Page: 254

Senator ARCHER(5.55) —I move:

That the Senate take note of the paper.

One of the most important reports to come before the Senate for a long time is the Honey Research Committee annual report for 1982-1983. I say that with great sincerity and I also urge honourable senators to read this report because it is typical of this type of report. We must acknowledge that the honey industry, although in itself quite small, is both an industry in itself and an adjunct to many other industries. There is no way that we can do without a very bright and prosperous honey industry. I am impressed by the work carried out by the beekeepers of Australia. I am impressed that the Honey Research Committee works very hard and produces programs year after year on how to improve the industry and the product.

I noticed in its 1982-83 program it supported 13 projects for the year and spent $89,668. During 1983-84 it will spend $128,499. I notice in that year its priorities, in order, were: Bee breeding; bee diseases; pollination as a service to horticulture and agriculture; pesticide hazards; bee nutrition; production of honey and hive products; and honey quality. All of those are very important items and demonstrate that it is a grass roots organisation. It considers the things that are fundamental to the industry and fundamental to the way that it fits in with the other areas which are so important, particularly in regard to pollination of seed crops. It is also important that we maintain and support an export industry. It needs to have access to international markets.

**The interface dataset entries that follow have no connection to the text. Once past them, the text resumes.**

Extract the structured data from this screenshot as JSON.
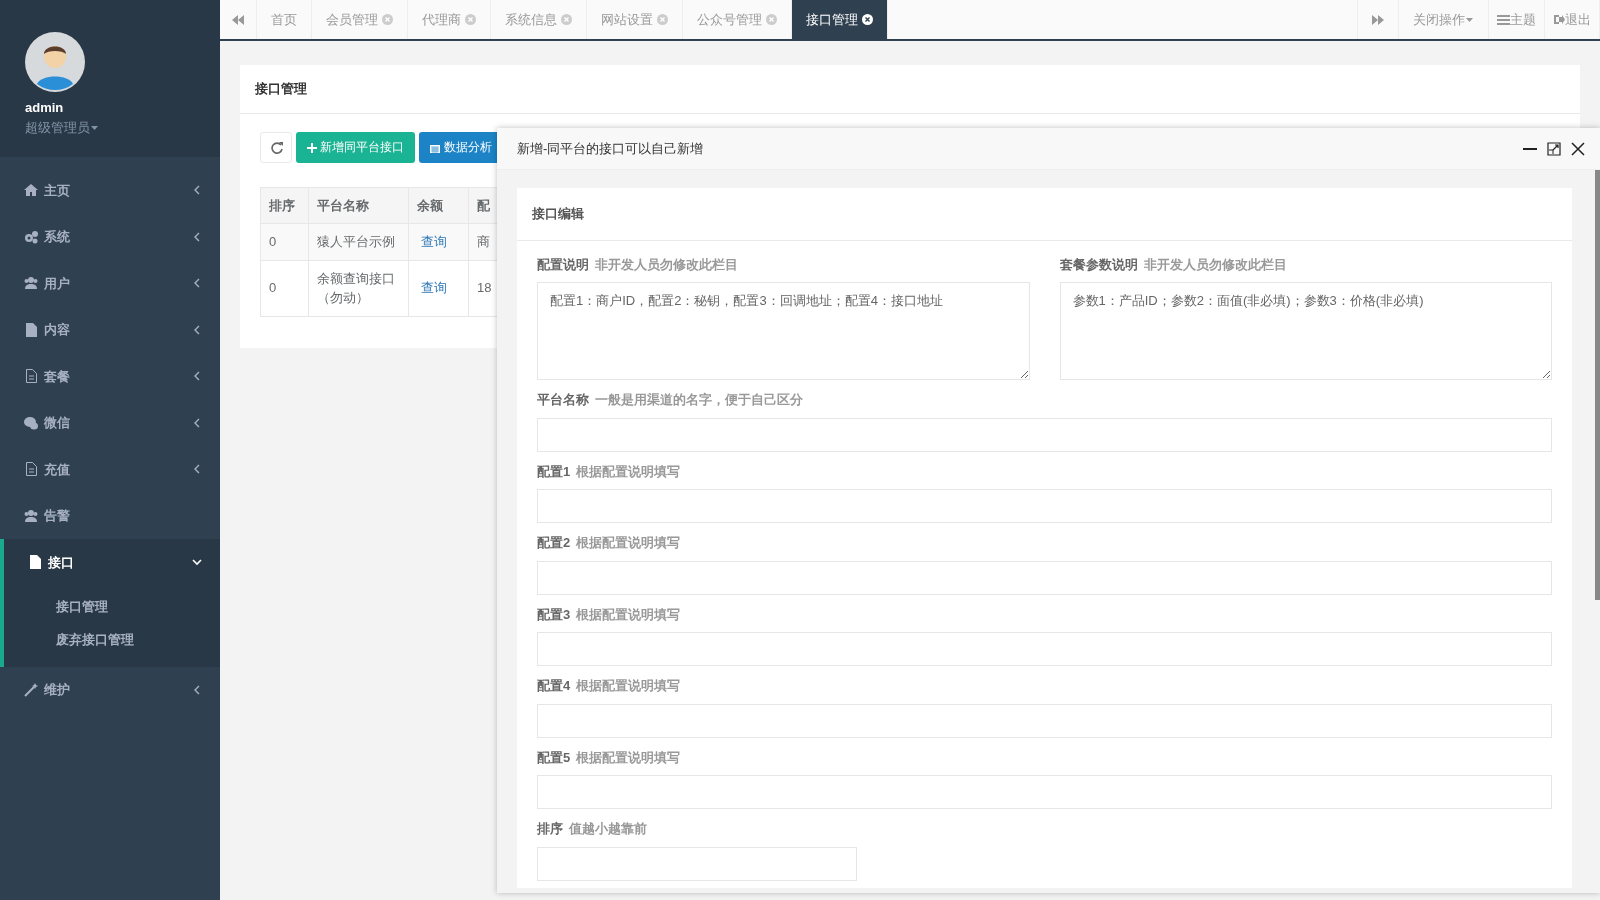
{
  "user": {
    "name": "admin",
    "role": "超级管理员"
  },
  "sidebar": {
    "items": [
      {
        "label": "主页",
        "expanded": false,
        "has_arrow": true
      },
      {
        "label": "系统",
        "expanded": false,
        "has_arrow": true
      },
      {
        "label": "用户",
        "expanded": false,
        "has_arrow": true
      },
      {
        "label": "内容",
        "expanded": false,
        "has_arrow": true
      },
      {
        "label": "套餐",
        "expanded": false,
        "has_arrow": true
      },
      {
        "label": "微信",
        "expanded": false,
        "has_arrow": true
      },
      {
        "label": "充值",
        "expanded": false,
        "has_arrow": true
      },
      {
        "label": "告警",
        "expanded": false,
        "has_arrow": false
      },
      {
        "label": "接口",
        "expanded": true,
        "has_arrow": true,
        "children": [
          {
            "label": "接口管理"
          },
          {
            "label": "废弃接口管理"
          }
        ]
      },
      {
        "label": "维护",
        "expanded": false,
        "has_arrow": true
      }
    ]
  },
  "tabs": [
    {
      "label": "首页",
      "closable": false,
      "selected": false
    },
    {
      "label": "会员管理",
      "closable": true,
      "selected": false
    },
    {
      "label": "代理商",
      "closable": true,
      "selected": false
    },
    {
      "label": "系统信息",
      "closable": true,
      "selected": false
    },
    {
      "label": "网站设置",
      "closable": true,
      "selected": false
    },
    {
      "label": "公众号管理",
      "closable": true,
      "selected": false
    },
    {
      "label": "接口管理",
      "closable": true,
      "selected": true
    }
  ],
  "toolbar": {
    "close_menu": "关闭操作",
    "theme": "主题",
    "logout": "退出"
  },
  "panel": {
    "title": "接口管理",
    "buttons": [
      {
        "label": "新增同平台接口",
        "kind": "add"
      },
      {
        "label": "数据分析",
        "kind": "chart"
      }
    ],
    "table": {
      "columns": [
        "排序",
        "平台名称",
        "余额",
        "配"
      ],
      "rows": [
        [
          "0",
          "猿人平台示例",
          "查询",
          "商"
        ],
        [
          "0",
          "余额查询接口（勿动）",
          "查询",
          "18"
        ]
      ]
    }
  },
  "dialog": {
    "title": "新增-同平台的接口可以自己新增",
    "card_title": "接口编辑",
    "notes": [
      {
        "label": "配置说明",
        "hint": "非开发人员勿修改此栏目",
        "value": "配置1：商户ID，配置2：秘钥，配置3：回调地址；配置4：接口地址"
      },
      {
        "label": "套餐参数说明",
        "hint": "非开发人员勿修改此栏目",
        "value": "参数1：产品ID；参数2：面值(非必填)；参数3：价格(非必填)"
      }
    ],
    "fields": [
      {
        "label": "平台名称",
        "hint": "一般是用渠道的名字，便于自己区分",
        "kind": "wide"
      },
      {
        "label": "配置1",
        "hint": "根据配置说明填写",
        "kind": "wide"
      },
      {
        "label": "配置2",
        "hint": "根据配置说明填写",
        "kind": "wide"
      },
      {
        "label": "配置3",
        "hint": "根据配置说明填写",
        "kind": "wide"
      },
      {
        "label": "配置4",
        "hint": "根据配置说明填写",
        "kind": "wide"
      },
      {
        "label": "配置5",
        "hint": "根据配置说明填写",
        "kind": "wide"
      },
      {
        "label": "排序",
        "hint": "值越小越靠前",
        "kind": "short"
      }
    ]
  }
}
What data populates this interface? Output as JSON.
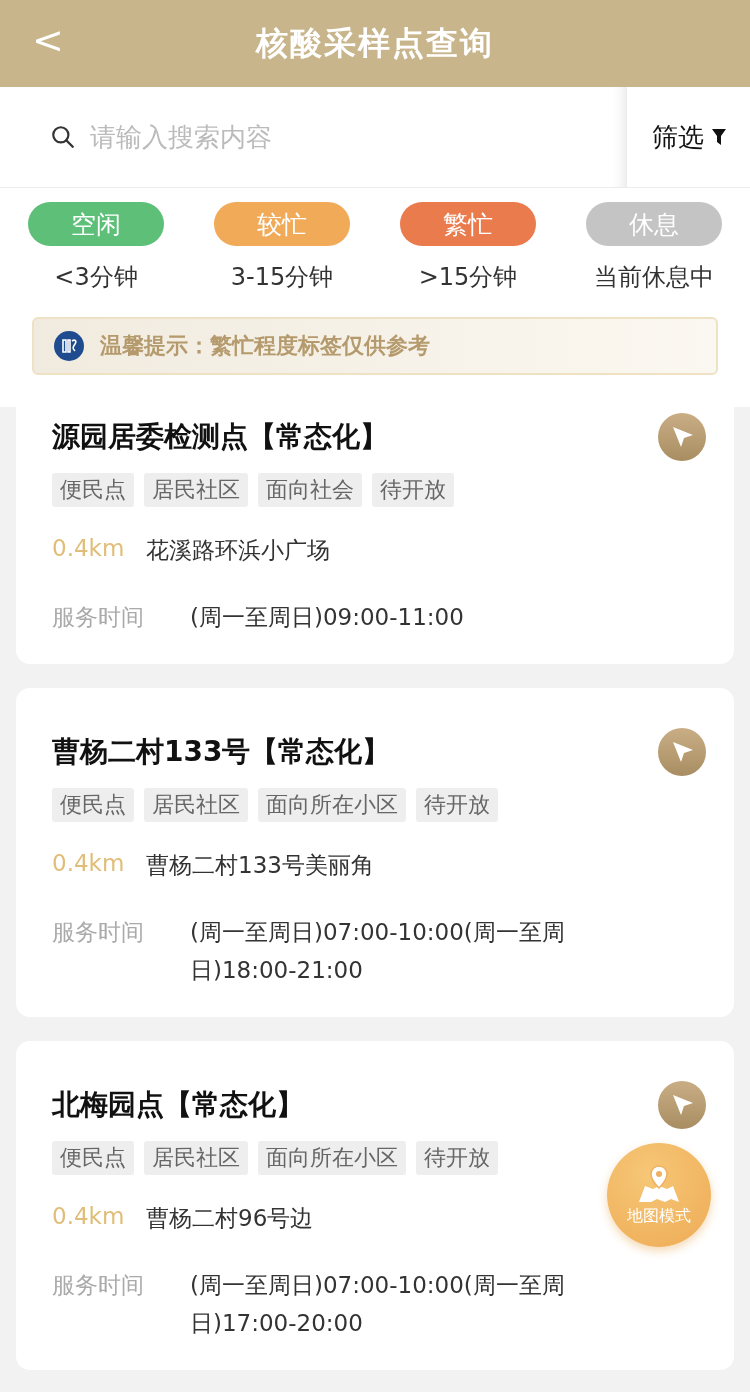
{
  "header": {
    "back": "<",
    "title": "核酸采样点查询"
  },
  "search": {
    "placeholder": "请输入搜索内容"
  },
  "filter": {
    "label": "筛选"
  },
  "legend": [
    {
      "label": "空闲",
      "description": "<3分钟",
      "color": "#5dbf78"
    },
    {
      "label": "较忙",
      "description": "3-15分钟",
      "color": "#f0aa58"
    },
    {
      "label": "繁忙",
      "description": ">15分钟",
      "color": "#ea7b4d"
    },
    {
      "label": "休息",
      "description": "当前休息中",
      "color": "#c4c4c4"
    }
  ],
  "notice": {
    "text": "温馨提示：繁忙程度标签仅供参考"
  },
  "sites": [
    {
      "name": "源园居委检测点【常态化】",
      "tags": [
        "便民点",
        "居民社区",
        "面向社会",
        "待开放"
      ],
      "distance": "0.4km",
      "address": "花溪路环浜小广场",
      "hours_label": "服务时间",
      "hours": "(周一至周日)09:00-11:00"
    },
    {
      "name": "曹杨二村133号【常态化】",
      "tags": [
        "便民点",
        "居民社区",
        "面向所在小区",
        "待开放"
      ],
      "distance": "0.4km",
      "address": "曹杨二村133号美丽角",
      "hours_label": "服务时间",
      "hours": "(周一至周日)07:00-10:00(周一至周日)18:00-21:00"
    },
    {
      "name": "北梅园点【常态化】",
      "tags": [
        "便民点",
        "居民社区",
        "面向所在小区",
        "待开放"
      ],
      "distance": "0.4km",
      "address": "曹杨二村96号边",
      "hours_label": "服务时间",
      "hours": "(周一至周日)07:00-10:00(周一至周日)17:00-20:00"
    }
  ],
  "map_button": {
    "label": "地图模式"
  }
}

I find it quite incongruous that on the one hand the Government provides money to support the Research Committee and on the other has produced a Bill to slug the industry for enormous export inspection charges which will more than take back that money . I think it is absolutely crazy. I have had the pleasure of assisting the Tasmanian exporters to form themselves into a Tasmanian honey exporters association. I hope to assist them and their interstate colleagues further in trying to get more help and consideration from the Government in this regard.

I commend the industry and the Research Committee. I urge the Government at this stage, before we deal with the legislation, to consider what it is doing to this little industry which is so important to a host of other industries. The apple and pear industry, the small fruits industry, the rape seed industry and the sunflower industry all depend entirely on having an active, enterprising, beekeeping industry. To confront it now with the schedule of charges that is laid down on export honey is quite unreasonable, if we expect it to do so much of what it does more or less for nothing. In many cases the beekeepers cart bees from one end of the country to another to provide a service to other industries for which they get no re- compense. I believe that because of its size and what it does, it deserves a little extra consideration.